The revealer is 52a [Tennis format with man-and-woman pairs…and a hint to each set of circles] and the answer is MIXED DOUBLES. The anagrams don’t spell DOUBLE. They don’t refer to drinks. I finally realized that it’s CLONE, which is of course a double. A very satisfying “aha!” moment.
A few other things:
- 5a [Start to crumble?] is CEE. As in the letter.
- 2d [Stomach or guts] is NERVE. I like this clue a lot but it strikes me as a bit tricky for a Tuesday.
- 33a [Unpeaceful, queasy feeling] is a HOF clue for NAUSEA.
- This is the second time today I’ve seen RAMEN clued with reference to a college student’s diet.
- Where’s the KABOOM?
What I didn’t know before I solved this puzzle: that CHERYL Miller is in the Women’s Basketball Hall of Fame.
Elizabeth C. Gorski’s Cr♥ssw♥rd Nation puzzle (Week 559), “City Snickers”—Ade’s take
Hello there, everybody! First and foremost, I hope all of you are doing well and staying safe.
Second, my deepest apologies to you for the super-late post. Here is hoping you forgive me for that. I’ll be on time next week, for sure!
In this week’s grid, common phrases are turned into puns as one of the words in replaced by similar-sounding words that happen to also be the names of cities.
- TUNIS ELBOW (16A: [Rafael Nadal malady that flared up in a North African city?]) – Tennis elbow.
- PRETTY IN PINSK (22A: [Molly Ringwald teen romance that’s set in a Belarus city?]) – There’s Minsk AND Pinsk?!? Goodness me!
- THE QUEEN ON SEOUL (36A: [Aretha Franklin nickname, inspired by a triumphant concert in a city in South Korea?]) – The Queen of Soul.
- TALLINN SCOUTS (47A: [Baseball recruiters based in an Estonian city?]) – Talent scouts.
- RABAT REDUX (59A: [John Updike novel dedicated to a Moroccan city?)]) – Rabbit Redux.
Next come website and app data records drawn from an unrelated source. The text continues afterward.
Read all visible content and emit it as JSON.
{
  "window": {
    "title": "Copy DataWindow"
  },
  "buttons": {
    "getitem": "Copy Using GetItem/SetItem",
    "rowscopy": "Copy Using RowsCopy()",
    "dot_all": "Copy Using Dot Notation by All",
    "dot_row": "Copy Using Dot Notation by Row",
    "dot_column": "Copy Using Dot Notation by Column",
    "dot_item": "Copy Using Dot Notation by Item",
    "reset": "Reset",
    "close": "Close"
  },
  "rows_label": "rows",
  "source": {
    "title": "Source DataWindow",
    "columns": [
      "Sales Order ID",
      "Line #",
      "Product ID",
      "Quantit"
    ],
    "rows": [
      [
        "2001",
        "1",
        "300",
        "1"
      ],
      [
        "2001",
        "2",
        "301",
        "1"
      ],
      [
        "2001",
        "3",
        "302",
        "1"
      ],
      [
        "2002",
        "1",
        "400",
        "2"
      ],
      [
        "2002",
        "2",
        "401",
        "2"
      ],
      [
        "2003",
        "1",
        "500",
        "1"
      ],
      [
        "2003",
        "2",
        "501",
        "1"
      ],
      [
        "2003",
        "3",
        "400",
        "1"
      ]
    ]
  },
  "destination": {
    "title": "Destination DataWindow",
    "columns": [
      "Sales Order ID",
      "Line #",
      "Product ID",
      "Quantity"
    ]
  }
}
Man, it’s a pretty good thing that PROSPERO was a cinch for me, or would “Prosmero” would not have looked out of place, assuming that I didn’t think “Minsk” was an error (7D: [Miranda’s dad in “The Tempest”]). Other than that, a smooth solve, and really liked CLOAK ROOM (10D: [Coat checker’s workstation]). Had initially committed to writing about one NBA player in the next graph right before I saw TATUM and easily could have written about current CELTic (61A: [Ancient Brit]) and NBA All-Star Jayson Tatum or former NFL player and Super Bowl champion Jack Tatum of the Oakland Raiders (54A: [Jazz pianist Art]). I promise to write about you guys the next time I see the surname in a grid!
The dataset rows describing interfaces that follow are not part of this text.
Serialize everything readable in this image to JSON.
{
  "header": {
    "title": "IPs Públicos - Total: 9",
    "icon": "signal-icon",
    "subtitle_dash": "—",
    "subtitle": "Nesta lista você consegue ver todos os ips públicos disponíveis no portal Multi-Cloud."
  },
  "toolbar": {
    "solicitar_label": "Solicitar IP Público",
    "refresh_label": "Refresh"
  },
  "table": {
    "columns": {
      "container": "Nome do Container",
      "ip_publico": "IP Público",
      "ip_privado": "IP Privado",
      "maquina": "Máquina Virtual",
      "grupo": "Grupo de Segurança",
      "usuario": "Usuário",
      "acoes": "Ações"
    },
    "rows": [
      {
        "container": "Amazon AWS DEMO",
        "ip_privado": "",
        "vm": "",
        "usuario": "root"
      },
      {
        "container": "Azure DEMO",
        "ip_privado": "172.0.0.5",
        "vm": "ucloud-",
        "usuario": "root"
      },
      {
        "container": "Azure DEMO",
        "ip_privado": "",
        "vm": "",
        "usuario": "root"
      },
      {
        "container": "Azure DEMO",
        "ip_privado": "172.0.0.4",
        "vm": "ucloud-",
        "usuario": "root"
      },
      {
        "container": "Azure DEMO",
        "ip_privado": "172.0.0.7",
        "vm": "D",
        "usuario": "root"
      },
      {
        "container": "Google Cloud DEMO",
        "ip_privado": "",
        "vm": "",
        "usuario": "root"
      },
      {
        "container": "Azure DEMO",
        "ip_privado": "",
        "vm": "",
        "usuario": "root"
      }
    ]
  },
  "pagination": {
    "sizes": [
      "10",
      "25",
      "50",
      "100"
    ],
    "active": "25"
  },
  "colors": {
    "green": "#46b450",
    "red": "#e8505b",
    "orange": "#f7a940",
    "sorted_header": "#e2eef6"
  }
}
“Sports will make you smarter” moment of the day: KAT (44A: [“Kitty ___” (song by Beyoncé)]) – KAT is the common nickname of three-time NBA All-Star player Karl-Anthony Towns, who currently plays for the Minnesota Timberwolves. Drafted by Minnesota with the first pick of the 2015 NBA Draft, the 6-foot-11 Towns won the NBA Rookie of the Year in 2015-16, and has proceeded to be named to the All-NBA Third Team in 2018 and, in 2022, named to the NBA All-Star game for the third time. In April 2020, his mom and six of his relatives passed away due to complications of COVID-19, and has been public since the start of the pandemic about the havoc it has caused him and his family.
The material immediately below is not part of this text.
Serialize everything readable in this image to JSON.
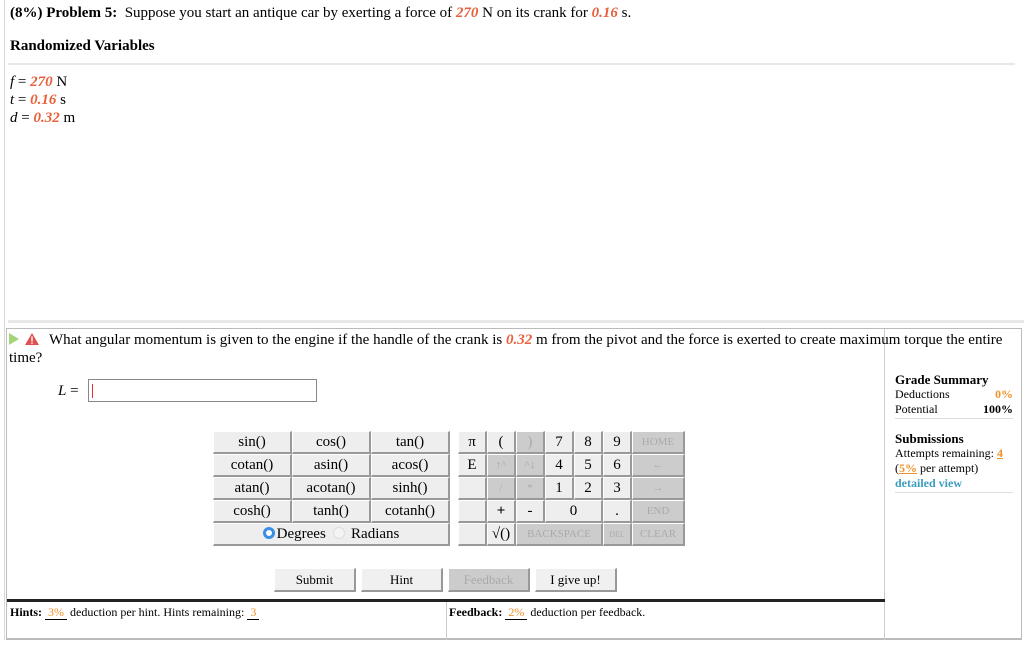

Thank you so much for the time, everybody! Have a wonderful and safe rest of your day and, as always, keep solving!